U.S. consumers have gone deeper in debt as they ramped up investment in big ticket items like houses, automobiles and education.
According to the Federal Reserve, an increase in loans for cars and college pushed consumer credit to $3.19 trillion driving June's consumer debt to 7.4 percent higher than May on an annualized basis.
The Commerce Department revealed this week that wholesale inventories rose .5 of one percent in May – the weakest pace in five months.
A week after consumers paid the highest Fourth of July gas prices since 2008 the average cost of a gallon of fuel fell nearly 3 cents to $3.63.
And stocks edged mostly lower Friday as investors assessed corporate news and the European debt crisis suffered its biggest weekly loss since April.
This summer’s weather has been a story of extremes. Drought in the western U.S. is expected to deplete Lake Mead to levels not seen since the Hoover Dam was completed in 1937. Wildfires continue to burn out west where nearly 700,000 acres have been consumed this year. And record drought levels in California’s fertile Central Valley have increased by more than 50 percent in the last quarter.
However, much of the drought appears to be over in the Corn Belt where summer storms spent another week hammering the countryside.
Add 2014 to the list of years with major flooding along the Mississippi River.
The July 4th holiday weekend was washed out along the Davenport, Iowa riverfront.
This year’s crest was near 21 feet, six feet above flood stage, but two feet shy of the record set in 1993. Just south of the Quad Cities in Burlington, this year’s crest was the third-worst on record there and was the fourth-worst in Keokuk, Iowa.
Iowa experienced its fourth wettest June in 141 years.
Davenport is one the largest cities along the Mississippi River without permanent flood protection in place.
Downstream near Hannibal, Missouri, the Mississippi reached major flood levels.
The home of Mark Twain was inundated with water around landmarks, riverfront and businesses.
Two Mississippi River bridges were closed, one at Quincy, Illinois, the other at Louisiana, Missouri.

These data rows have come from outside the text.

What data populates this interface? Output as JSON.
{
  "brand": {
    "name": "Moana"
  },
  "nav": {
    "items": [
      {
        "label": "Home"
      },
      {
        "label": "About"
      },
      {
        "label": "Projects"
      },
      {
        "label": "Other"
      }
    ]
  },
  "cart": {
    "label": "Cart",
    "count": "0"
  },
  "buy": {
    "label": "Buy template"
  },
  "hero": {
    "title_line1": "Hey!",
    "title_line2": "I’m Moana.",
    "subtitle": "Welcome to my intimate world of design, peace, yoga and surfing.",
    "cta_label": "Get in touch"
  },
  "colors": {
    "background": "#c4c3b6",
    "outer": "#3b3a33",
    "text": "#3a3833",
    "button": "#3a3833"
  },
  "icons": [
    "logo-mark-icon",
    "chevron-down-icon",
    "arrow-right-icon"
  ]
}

The second closure resulted in a detour of roughly 70 miles to get over the waterway.
River traffic has ground to a halt between Muscatine, Iowa and Clarksville, Missouri, just north of St. Louis because of the high water.

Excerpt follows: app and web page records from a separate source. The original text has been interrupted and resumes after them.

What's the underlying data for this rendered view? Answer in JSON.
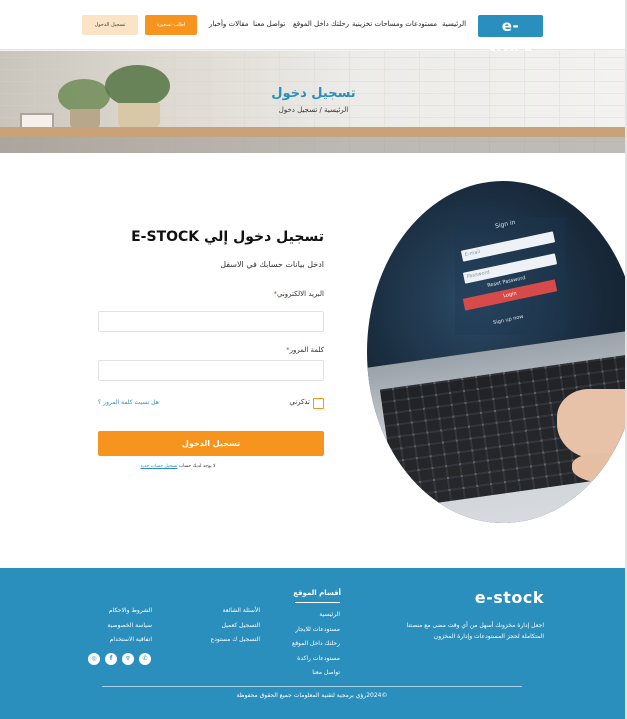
{
  "header": {
    "logo_text": "e-stock",
    "nav": [
      "الرئيسية",
      "مستودعات ومساحات تخزينية",
      "رحلتك داخل الموقع",
      "تواصل معنا",
      "مقالات وأخبار"
    ],
    "join_button": "اطلب تسعيرة",
    "login_button": "تسجيل الدخول"
  },
  "hero": {
    "title": "تسجيل دخول",
    "breadcrumb_home": "الرئيسية",
    "breadcrumb_sep": "/",
    "breadcrumb_current": "تسجيل دخول"
  },
  "photo": {
    "sign_in": "Sign in",
    "email_placeholder": "E-mail",
    "password_placeholder": "Password",
    "reset_password": "Reset Password",
    "login": "Login",
    "sign_up": "Sign up now"
  },
  "form": {
    "title": "تسجيل دخول إلي E-STOCK",
    "subtitle": "ادخل بيانات حسابك  في الاسفل",
    "email_label": "البريد الالكتروني",
    "password_label": "كلمة المرور",
    "required_mark": "*",
    "remember_me": "تذكرني",
    "forgot_password": "هل نسيت كلمة المرور ؟",
    "submit": "تسجيل الدخول",
    "no_account": "لا يوجد لديك حساب",
    "signup_link": "تسجيل حساب جديد"
  },
  "footer": {
    "logo_text": "e-stock",
    "description": "اجعل إدارة مخزونك أسهل من أي وقت مضى مع منصتنا المتكاملة لحجز المستودعات وإدارة المخزون",
    "sections_title": "أقسام الموقع",
    "col1": [
      "الرئيسية",
      "مستودعات للايجار",
      "رحلتك داخل الموقع",
      "مستودعات راكدة",
      "تواصل معنا"
    ],
    "col2": [
      "الأسئلة الشائعة",
      "التسجيل كعميل",
      "التسجيل ك مستودع"
    ],
    "col3": [
      "الشروط والاحكام",
      "سياسة الخصوصية",
      "اتفاقية الاستخدام"
    ],
    "socials": [
      "instagram-icon",
      "facebook-icon",
      "snapchat-icon",
      "whatsapp-icon"
    ],
    "copyright": "©2024رؤي برمجية لتقنية المعلومات جميع الحقوق محفوظة"
  },
  "colors": {
    "brand_blue": "#2b8fbd",
    "accent_orange": "#f7941d",
    "light_orange": "#fbe3c6"
  }
}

The river has crested in many of these locations and is slowly headed back down, but the level will remain high for weeks to come, unless more storms worsen the situation.
Iowa also was the target of a large tornado outbreak this week. Four different twisters damaged to several farmsteads around the northeast town of Reinbeck. Other damage was sustained to the trees and buildings in a path almost seven miles long, but the twisters avoided populated areas.
No injuries were reported in the Hawkeye State, but the same could not be said in the Empire state.
Violent weather rolled through central New York this week. Four people died after the serious storms hit between the Syracuse and Utica areas in Smithfield.
At least four homes were destroyed and more than 55,000 were without power.
Allen Wiley, Smithfield, NY resident: "It was like a white wall of rain with huge winds and it sounded like the sound of the jet engine rumbling, at that point we took our two boys down to the lower part of the stairwell and as quick as it came it was over."
The fast-moving storms also did damage in Maryland, where a child at a summer camp was killed by a falling tree. Three small tornadoes touched down in Ohio and at least one other was sighted in Pennsylvania, where more than 300,000 lost power at the peak of the summer storm.
In a sign that winter is almost over, this is all that’s left of a snow pile in Austin, Minnesota. The parking lot in southern portion of the Land of 10,000 Lakes is home to the remnants of a season that seemed to linger far too long.
Earlier this week, the last snow mound left in Superior, Wisconsin melted, thus ending the local chamber of commerce’s “Snowpocalypse” contest.
Despite the inclement weather, the nation’s corn and soybean crops are striding towards a record year.
USDA’s latest crop condition report reveals 75 percent of the corn is in good-to-excellent condition. Corn silking is just shy of the 5-year average at 15 percent.
Soybeans are in a similar boat with 72 percent of the crop listed as good-to-excellent by USDA. And blooming is slightly ahead of the 5-year average at 24 percent.
The winter wheat harvest is still slightly behind the 5-year pace. As of this week, 57 percent of the crop is in the bin.